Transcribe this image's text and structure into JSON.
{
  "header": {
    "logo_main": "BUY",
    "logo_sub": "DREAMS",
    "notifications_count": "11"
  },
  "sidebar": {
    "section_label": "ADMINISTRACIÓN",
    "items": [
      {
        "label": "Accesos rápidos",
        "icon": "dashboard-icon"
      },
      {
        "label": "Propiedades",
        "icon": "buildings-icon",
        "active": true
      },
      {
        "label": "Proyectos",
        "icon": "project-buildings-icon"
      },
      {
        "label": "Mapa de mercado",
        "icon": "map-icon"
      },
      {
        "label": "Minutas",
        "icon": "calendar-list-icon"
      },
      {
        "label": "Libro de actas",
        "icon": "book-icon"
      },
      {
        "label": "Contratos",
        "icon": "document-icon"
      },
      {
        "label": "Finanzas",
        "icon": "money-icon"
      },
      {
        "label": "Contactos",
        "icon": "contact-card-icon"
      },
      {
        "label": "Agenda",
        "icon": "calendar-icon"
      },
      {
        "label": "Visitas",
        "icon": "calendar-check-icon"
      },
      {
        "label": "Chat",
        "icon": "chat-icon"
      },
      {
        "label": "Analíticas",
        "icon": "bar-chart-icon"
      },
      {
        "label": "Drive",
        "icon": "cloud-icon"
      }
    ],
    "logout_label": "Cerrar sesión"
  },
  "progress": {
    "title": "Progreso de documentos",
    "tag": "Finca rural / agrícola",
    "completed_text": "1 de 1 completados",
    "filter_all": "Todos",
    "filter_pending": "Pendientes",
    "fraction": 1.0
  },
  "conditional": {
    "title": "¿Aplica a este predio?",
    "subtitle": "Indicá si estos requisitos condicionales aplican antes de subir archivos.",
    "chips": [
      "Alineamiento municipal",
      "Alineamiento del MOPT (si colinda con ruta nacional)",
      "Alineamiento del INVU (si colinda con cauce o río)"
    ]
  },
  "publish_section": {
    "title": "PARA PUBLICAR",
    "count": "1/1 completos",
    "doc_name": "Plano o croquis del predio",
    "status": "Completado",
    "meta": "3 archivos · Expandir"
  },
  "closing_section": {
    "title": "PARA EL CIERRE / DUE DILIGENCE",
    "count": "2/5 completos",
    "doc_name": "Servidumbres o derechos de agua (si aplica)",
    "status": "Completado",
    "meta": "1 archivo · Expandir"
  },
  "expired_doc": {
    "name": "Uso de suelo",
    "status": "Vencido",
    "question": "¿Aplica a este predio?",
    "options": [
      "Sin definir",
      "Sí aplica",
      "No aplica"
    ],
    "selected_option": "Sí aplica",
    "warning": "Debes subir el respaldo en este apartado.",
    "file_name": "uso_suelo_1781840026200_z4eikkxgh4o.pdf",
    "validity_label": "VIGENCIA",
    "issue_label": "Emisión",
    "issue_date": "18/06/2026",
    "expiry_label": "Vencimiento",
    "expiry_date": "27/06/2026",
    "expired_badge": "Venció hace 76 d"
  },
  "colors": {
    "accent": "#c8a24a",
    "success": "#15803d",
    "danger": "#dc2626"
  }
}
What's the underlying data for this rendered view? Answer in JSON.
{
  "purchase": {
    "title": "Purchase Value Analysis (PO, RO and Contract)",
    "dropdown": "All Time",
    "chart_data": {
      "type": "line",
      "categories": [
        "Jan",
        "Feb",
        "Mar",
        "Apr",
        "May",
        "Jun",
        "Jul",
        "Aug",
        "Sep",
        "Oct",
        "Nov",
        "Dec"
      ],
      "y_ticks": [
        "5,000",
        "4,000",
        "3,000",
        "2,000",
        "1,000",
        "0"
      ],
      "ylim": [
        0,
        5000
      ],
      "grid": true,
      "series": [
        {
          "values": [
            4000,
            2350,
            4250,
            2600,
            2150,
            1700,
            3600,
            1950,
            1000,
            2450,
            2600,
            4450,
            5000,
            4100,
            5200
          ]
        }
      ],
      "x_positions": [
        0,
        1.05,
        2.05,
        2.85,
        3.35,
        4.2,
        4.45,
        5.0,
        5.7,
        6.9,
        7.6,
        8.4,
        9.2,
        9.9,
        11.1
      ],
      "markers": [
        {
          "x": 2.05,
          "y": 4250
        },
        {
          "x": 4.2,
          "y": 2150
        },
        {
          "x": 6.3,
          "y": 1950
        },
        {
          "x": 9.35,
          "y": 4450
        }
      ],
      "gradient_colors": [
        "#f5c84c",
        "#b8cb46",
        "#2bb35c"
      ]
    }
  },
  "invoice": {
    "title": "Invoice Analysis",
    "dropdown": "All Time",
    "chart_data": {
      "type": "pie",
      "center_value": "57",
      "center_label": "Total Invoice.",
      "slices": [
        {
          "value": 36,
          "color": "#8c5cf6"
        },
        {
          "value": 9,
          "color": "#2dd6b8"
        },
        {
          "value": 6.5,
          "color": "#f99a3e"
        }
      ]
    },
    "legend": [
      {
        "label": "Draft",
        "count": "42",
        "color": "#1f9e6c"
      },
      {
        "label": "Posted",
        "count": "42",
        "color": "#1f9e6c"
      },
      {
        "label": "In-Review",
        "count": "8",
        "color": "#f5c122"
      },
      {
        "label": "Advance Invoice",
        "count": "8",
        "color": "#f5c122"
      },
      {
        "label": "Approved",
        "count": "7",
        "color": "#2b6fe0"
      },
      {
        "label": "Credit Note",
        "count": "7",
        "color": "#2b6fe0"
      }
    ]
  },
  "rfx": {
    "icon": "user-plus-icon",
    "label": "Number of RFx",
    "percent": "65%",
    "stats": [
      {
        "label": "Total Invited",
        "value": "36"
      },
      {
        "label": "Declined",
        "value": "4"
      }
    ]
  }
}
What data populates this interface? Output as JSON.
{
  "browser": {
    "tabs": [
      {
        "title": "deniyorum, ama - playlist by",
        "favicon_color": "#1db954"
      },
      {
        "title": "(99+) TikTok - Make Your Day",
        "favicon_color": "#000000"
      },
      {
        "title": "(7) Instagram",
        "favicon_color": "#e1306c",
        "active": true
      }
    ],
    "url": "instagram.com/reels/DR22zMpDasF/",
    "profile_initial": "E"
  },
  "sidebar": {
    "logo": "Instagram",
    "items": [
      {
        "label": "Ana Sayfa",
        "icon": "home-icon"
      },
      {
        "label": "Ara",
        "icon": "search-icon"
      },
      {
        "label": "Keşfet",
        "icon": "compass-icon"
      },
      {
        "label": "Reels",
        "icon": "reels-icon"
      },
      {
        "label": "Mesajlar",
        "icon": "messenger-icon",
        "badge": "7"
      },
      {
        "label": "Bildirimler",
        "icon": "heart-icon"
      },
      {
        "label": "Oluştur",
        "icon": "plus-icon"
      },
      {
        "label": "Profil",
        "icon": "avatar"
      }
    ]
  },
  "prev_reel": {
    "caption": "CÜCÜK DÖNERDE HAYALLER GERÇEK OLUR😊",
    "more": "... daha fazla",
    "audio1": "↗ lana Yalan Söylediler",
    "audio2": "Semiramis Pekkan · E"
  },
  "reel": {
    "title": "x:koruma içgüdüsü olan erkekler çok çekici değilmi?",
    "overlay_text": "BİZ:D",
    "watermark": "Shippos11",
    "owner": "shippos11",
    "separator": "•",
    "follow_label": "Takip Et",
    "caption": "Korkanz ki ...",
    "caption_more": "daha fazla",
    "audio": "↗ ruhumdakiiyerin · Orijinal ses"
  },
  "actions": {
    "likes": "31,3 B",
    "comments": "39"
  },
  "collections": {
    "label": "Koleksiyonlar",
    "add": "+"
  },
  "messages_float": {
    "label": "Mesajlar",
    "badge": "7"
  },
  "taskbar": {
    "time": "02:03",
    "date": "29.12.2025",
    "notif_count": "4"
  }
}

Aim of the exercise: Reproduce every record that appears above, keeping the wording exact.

Solution to this task:
Transcribe this image's text and structure into JSON.
{
  "header": {
    "logo_main": "BUY",
    "logo_sub": "DREAMS",
    "notifications_count": "11"
  },
  "sidebar": {
    "section_label": "ADMINISTRACIÓN",
    "items": [
      {
        "label": "Accesos rápidos",
        "icon": "dashboard-icon"
      },
      {
        "label": "Propiedades",
        "icon": "buildings-icon",
        "active": true
      },
      {
        "label": "Proyectos",
        "icon": "project-buildings-icon"
      },
      {
        "label": "Mapa de mercado",
        "icon": "map-icon"
      },
      {
        "label": "Minutas",
        "icon": "calendar-list-icon"
      },
      {
        "label": "Libro de actas",
        "icon": "book-icon"
      },
      {
        "label": "Contratos",
        "icon": "document-icon"
      },
      {
        "label": "Finanzas",
        "icon": "money-icon"
      },
      {
        "label": "Contactos",
        "icon": "contact-card-icon"
      },
      {
        "label": "Agenda",
        "icon": "calendar-icon"
      },
      {
        "label": "Visitas",
        "icon": "calendar-check-icon"
      },
      {
        "label": "Chat",
        "icon": "chat-icon"
      },
      {
        "label": "Analíticas",
        "icon": "bar-chart-icon"
      },
      {
        "label": "Drive",
        "icon": "cloud-icon"
      }
    ],
    "logout_label": "Cerrar sesión"
  },
  "progress": {
    "title": "Progreso de documentos",
    "tag": "Finca rural / agrícola",
    "completed_text": "1 de 1 completados",
    "filter_all": "Todos",
    "filter_pending": "Pendientes",
    "fraction": 1.0
  },
  "conditional": {
    "title": "¿Aplica a este predio?",
    "subtitle": "Indicá si estos requisitos condicionales aplican antes de subir archivos.",
    "chips": [
      "Alineamiento municipal",
      "Alineamiento del MOPT (si colinda con ruta nacional)",
      "Alineamiento del INVU (si colinda con cauce o río)"
    ]
  },
  "publish_section": {
    "title": "PARA PUBLICAR",
    "count": "1/1 completos",
    "doc_name": "Plano o croquis del predio",
    "status": "Completado",
    "meta": "3 archivos · Expandir"
  },
  "closing_section": {
    "title": "PARA EL CIERRE / DUE DILIGENCE",
    "count": "2/5 completos",
    "doc_name": "Servidumbres o derechos de agua (si aplica)",
    "status": "Completado",
    "meta": "1 archivo · Expandir"
  },
  "expired_doc": {
    "name": "Uso de suelo",
    "status": "Vencido",
    "question": "¿Aplica a este predio?",
    "options": [
      "Sin definir",
      "Sí aplica",
      "No aplica"
    ],
    "selected_option": "Sí aplica",
    "warning": "Debes subir el respaldo en este apartado.",
    "file_name": "uso_suelo_1781840026200_z4eikkxgh4o.pdf",
    "validity_label": "VIGENCIA",
    "issue_label": "Emisión",
    "issue_date": "18/06/2026",
    "expiry_label": "Vencimiento",
    "expiry_date": "27/06/2026",
    "expired_badge": "Venció hace 76 d"
  },
  "colors": {
    "accent": "#c8a24a",
    "success": "#15803d",
    "danger": "#dc2626"
  }
}
What's the underlying data for this rendered view? Answer in JSON.
{
  "purchase": {
    "title": "Purchase Value Analysis (PO, RO and Contract)",
    "dropdown": "All Time",
    "chart_data": {
      "type": "line",
      "categories": [
        "Jan",
        "Feb",
        "Mar",
        "Apr",
        "May",
        "Jun",
        "Jul",
        "Aug",
        "Sep",
        "Oct",
        "Nov",
        "Dec"
      ],
      "y_ticks": [
        "5,000",
        "4,000",
        "3,000",
        "2,000",
        "1,000",
        "0"
      ],
      "ylim": [
        0,
        5000
      ],
      "grid": true,
      "series": [
        {
          "values": [
            4000,
            2350,
            4250,
            2600,
            2150,
            1700,
            3600,
            1950,
            1000,
            2450,
            2600,
            4450,
            5000,
            4100,
            5200
          ]
        }
      ],
      "x_positions": [
        0,
        1.05,
        2.05,
        2.85,
        3.35,
        4.2,
        4.45,
        5.0,
        5.7,
        6.9,
        7.6,
        8.4,
        9.2,
        9.9,
        11.1
      ],
      "markers": [
        {
          "x": 2.05,
          "y": 4250
        },
        {
          "x": 4.2,
          "y": 2150
        },
        {
          "x": 6.3,
          "y": 1950
        },
        {
          "x": 9.35,
          "y": 4450
        }
      ],
      "gradient_colors": [
        "#f5c84c",
        "#b8cb46",
        "#2bb35c"
      ]
    }
  },
  "invoice": {
    "title": "Invoice Analysis",
    "dropdown": "All Time",
    "chart_data": {
      "type": "pie",
      "center_value": "57",
      "center_label": "Total Invoice.",
      "slices": [
        {
          "value": 36,
          "color": "#8c5cf6"
        },
        {
          "value": 9,
          "color": "#2dd6b8"
        },
        {
          "value": 6.5,
          "color": "#f99a3e"
        }
      ]
    },
    "legend": [
      {
        "label": "Draft",
        "count": "42",
        "color": "#1f9e6c"
      },
      {
        "label": "Posted",
        "count": "42",
        "color": "#1f9e6c"
      },
      {
        "label": "In-Review",
        "count": "8",
        "color": "#f5c122"
      },
      {
        "label": "Advance Invoice",
        "count": "8",
        "color": "#f5c122"
      },
      {
        "label": "Approved",
        "count": "7",
        "color": "#2b6fe0"
      },
      {
        "label": "Credit Note",
        "count": "7",
        "color": "#2b6fe0"
      }
    ]
  },
  "rfx": {
    "icon": "user-plus-icon",
    "label": "Number of RFx",
    "percent": "65%",
    "stats": [
      {
        "label": "Total Invited",
        "value": "36"
      },
      {
        "label": "Declined",
        "value": "4"
      }
    ]
  }
}
What data populates this interface? Output as JSON.
{
  "browser": {
    "tabs": [
      {
        "title": "deniyorum, ama - playlist by",
        "favicon_color": "#1db954"
      },
      {
        "title": "(99+) TikTok - Make Your Day",
        "favicon_color": "#000000"
      },
      {
        "title": "(7) Instagram",
        "favicon_color": "#e1306c",
        "active": true
      }
    ],
    "url": "instagram.com/reels/DR22zMpDasF/",
    "profile_initial": "E"
  },
  "sidebar": {
    "logo": "Instagram",
    "items": [
      {
        "label": "Ana Sayfa",
        "icon": "home-icon"
      },
      {
        "label": "Ara",
        "icon": "search-icon"
      },
      {
        "label": "Keşfet",
        "icon": "compass-icon"
      },
      {
        "label": "Reels",
        "icon": "reels-icon"
      },
      {
        "label": "Mesajlar",
        "icon": "messenger-icon",
        "badge": "7"
      },
      {
        "label": "Bildirimler",
        "icon": "heart-icon"
      },
      {
        "label": "Oluştur",
        "icon": "plus-icon"
      },
      {
        "label": "Profil",
        "icon": "avatar"
      }
    ]
  },
  "prev_reel": {
    "caption": "CÜCÜK DÖNERDE HAYALLER GERÇEK OLUR😊",
    "more": "... daha fazla",
    "audio1": "↗ lana Yalan Söylediler",
    "audio2": "Semiramis Pekkan · E"
  },
  "reel": {
    "title": "x:koruma içgüdüsü olan erkekler çok çekici değilmi?",
    "overlay_text": "BİZ:D",
    "watermark": "Shippos11",
    "owner": "shippos11",
    "separator": "•",
    "follow_label": "Takip Et",
    "caption": "Korkanz ki ...",
    "caption_more": "daha fazla",
    "audio": "↗ ruhumdakiiyerin · Orijinal ses"
  },
  "actions": {
    "likes": "31,3 B",
    "comments": "39"
  },
  "collections": {
    "label": "Koleksiyonlar",
    "add": "+"
  },
  "messages_float": {
    "label": "Mesajlar",
    "badge": "7"
  },
  "taskbar": {
    "time": "02:03",
    "date": "29.12.2025",
    "notif_count": "4"
  }
}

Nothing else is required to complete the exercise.